- GOAL OF THE EXERCISE:
If a record holds a picture, leave the picture out and copy everything else exactly.

- DATA UNDER STUDY:
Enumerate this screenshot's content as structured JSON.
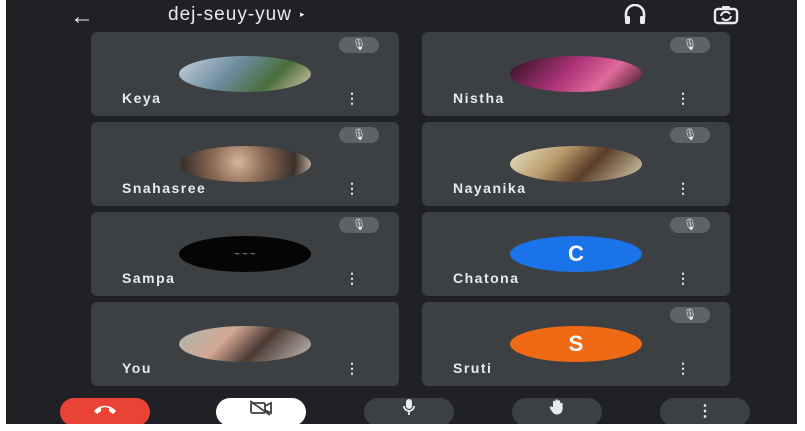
{
  "meeting": {
    "code": "dej-seuy-yuw",
    "caret": "▸"
  },
  "icons": {
    "back": "←",
    "audio": "🎧",
    "camera_switch": "⟲",
    "mic_off": "🎙",
    "more": "⋮",
    "hangup": "☎",
    "camera_off": "⊘",
    "mic": "🎤",
    "hand": "✋"
  },
  "participants": [
    {
      "name": "Keya",
      "avatar_color": "#8aa4b5",
      "initial": ""
    },
    {
      "name": "Nistha",
      "avatar_color": "#9b2f6a",
      "initial": ""
    },
    {
      "name": "Snahasree",
      "avatar_color": "#7a6454",
      "initial": ""
    },
    {
      "name": "Nayanika",
      "avatar_color": "#b5a58a",
      "initial": ""
    },
    {
      "name": "Sampa",
      "avatar_color": "#050505",
      "initial": ""
    },
    {
      "name": "Chatona",
      "avatar_color": "#1a73e8",
      "initial": "C"
    },
    {
      "name": "You",
      "avatar_color": "#7c8f8d",
      "initial": ""
    },
    {
      "name": "Sruti",
      "avatar_color": "#f06a16",
      "initial": "S"
    }
  ],
  "colors": {
    "hangup": "#ea4335",
    "camera_off_bg": "#ffffff",
    "control_bg": "#3c4043"
  }
}
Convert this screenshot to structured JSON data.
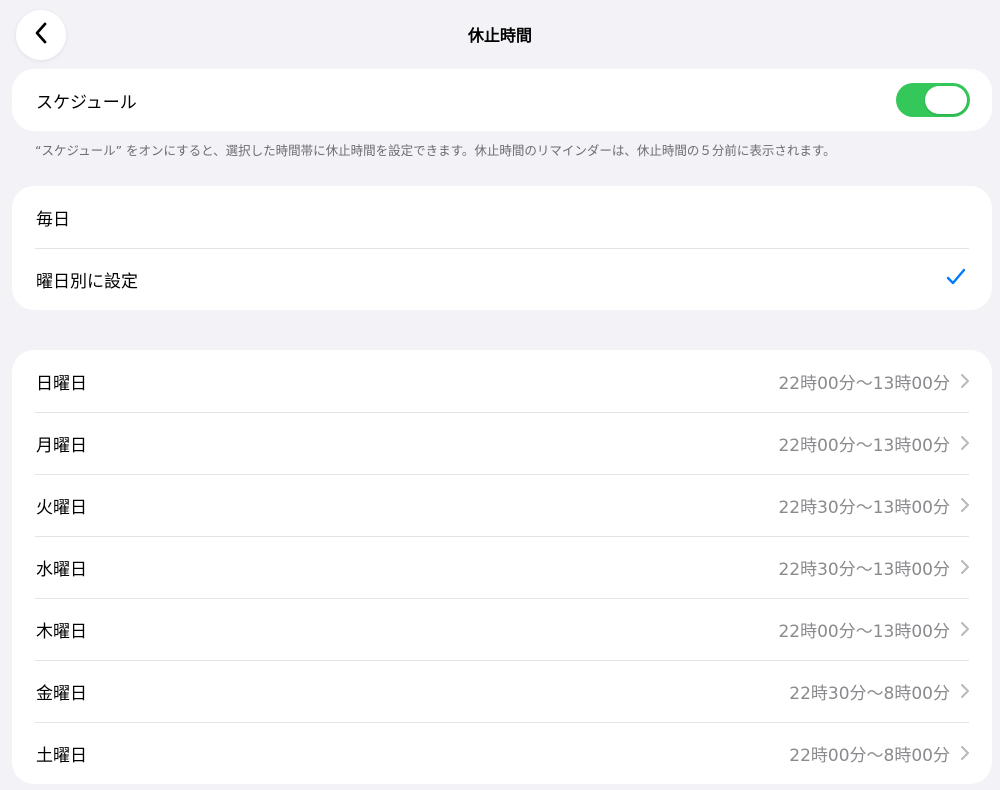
{
  "nav": {
    "title": "休止時間"
  },
  "schedule": {
    "label": "スケジュール",
    "enabled": true,
    "footnote": "“スケジュール” をオンにすると、選択した時間帯に休止時間を設定できます。休止時間のリマインダーは、休止時間の５分前に表示されます。"
  },
  "mode": {
    "options": [
      {
        "label": "毎日",
        "selected": false
      },
      {
        "label": "曜日別に設定",
        "selected": true
      }
    ]
  },
  "days": [
    {
      "label": "日曜日",
      "value": "22時00分～13時00分"
    },
    {
      "label": "月曜日",
      "value": "22時00分～13時00分"
    },
    {
      "label": "火曜日",
      "value": "22時30分～13時00分"
    },
    {
      "label": "水曜日",
      "value": "22時30分～13時00分"
    },
    {
      "label": "木曜日",
      "value": "22時00分～13時00分"
    },
    {
      "label": "金曜日",
      "value": "22時30分～8時00分"
    },
    {
      "label": "土曜日",
      "value": "22時00分～8時00分"
    }
  ],
  "colors": {
    "toggle_on": "#34c759",
    "check": "#007aff"
  },
  "icons": {
    "back": "chevron-left-icon",
    "check": "checkmark-icon",
    "disclosure": "chevron-right-icon"
  }
}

- ANSWER SPACE:
Enumerate this screenshot's content as structured JSON.
{
  "meeting": {
    "code": "dej-seuy-yuw",
    "caret": "▸"
  },
  "icons": {
    "back": "←",
    "audio": "🎧",
    "camera_switch": "⟲",
    "mic_off": "🎙",
    "more": "⋮",
    "hangup": "☎",
    "camera_off": "⊘",
    "mic": "🎤",
    "hand": "✋"
  },
  "participants": [
    {
      "name": "Keya",
      "avatar_color": "#8aa4b5",
      "initial": ""
    },
    {
      "name": "Nistha",
      "avatar_color": "#9b2f6a",
      "initial": ""
    },
    {
      "name": "Snahasree",
      "avatar_color": "#7a6454",
      "initial": ""
    },
    {
      "name": "Nayanika",
      "avatar_color": "#b5a58a",
      "initial": ""
    },
    {
      "name": "Sampa",
      "avatar_color": "#050505",
      "initial": ""
    },
    {
      "name": "Chatona",
      "avatar_color": "#1a73e8",
      "initial": "C"
    },
    {
      "name": "You",
      "avatar_color": "#7c8f8d",
      "initial": ""
    },
    {
      "name": "Sruti",
      "avatar_color": "#f06a16",
      "initial": "S"
    }
  ],
  "colors": {
    "hangup": "#ea4335",
    "camera_off_bg": "#ffffff",
    "control_bg": "#3c4043"
  }
}
Convert this screenshot to structured JSON data.
{
  "nav": {
    "title": "休止時間"
  },
  "schedule": {
    "label": "スケジュール",
    "enabled": true,
    "footnote": "“スケジュール” をオンにすると、選択した時間帯に休止時間を設定できます。休止時間のリマインダーは、休止時間の５分前に表示されます。"
  },
  "mode": {
    "options": [
      {
        "label": "毎日",
        "selected": false
      },
      {
        "label": "曜日別に設定",
        "selected": true
      }
    ]
  },
  "days": [
    {
      "label": "日曜日",
      "value": "22時00分～13時00分"
    },
    {
      "label": "月曜日",
      "value": "22時00分～13時00分"
    },
    {
      "label": "火曜日",
      "value": "22時30分～13時00分"
    },
    {
      "label": "水曜日",
      "value": "22時30分～13時00分"
    },
    {
      "label": "木曜日",
      "value": "22時00分～13時00分"
    },
    {
      "label": "金曜日",
      "value": "22時30分～8時00分"
    },
    {
      "label": "土曜日",
      "value": "22時00分～8時00分"
    }
  ],
  "colors": {
    "toggle_on": "#34c759",
    "check": "#007aff"
  },
  "icons": {
    "back": "chevron-left-icon",
    "check": "checkmark-icon",
    "disclosure": "chevron-right-icon"
  }
}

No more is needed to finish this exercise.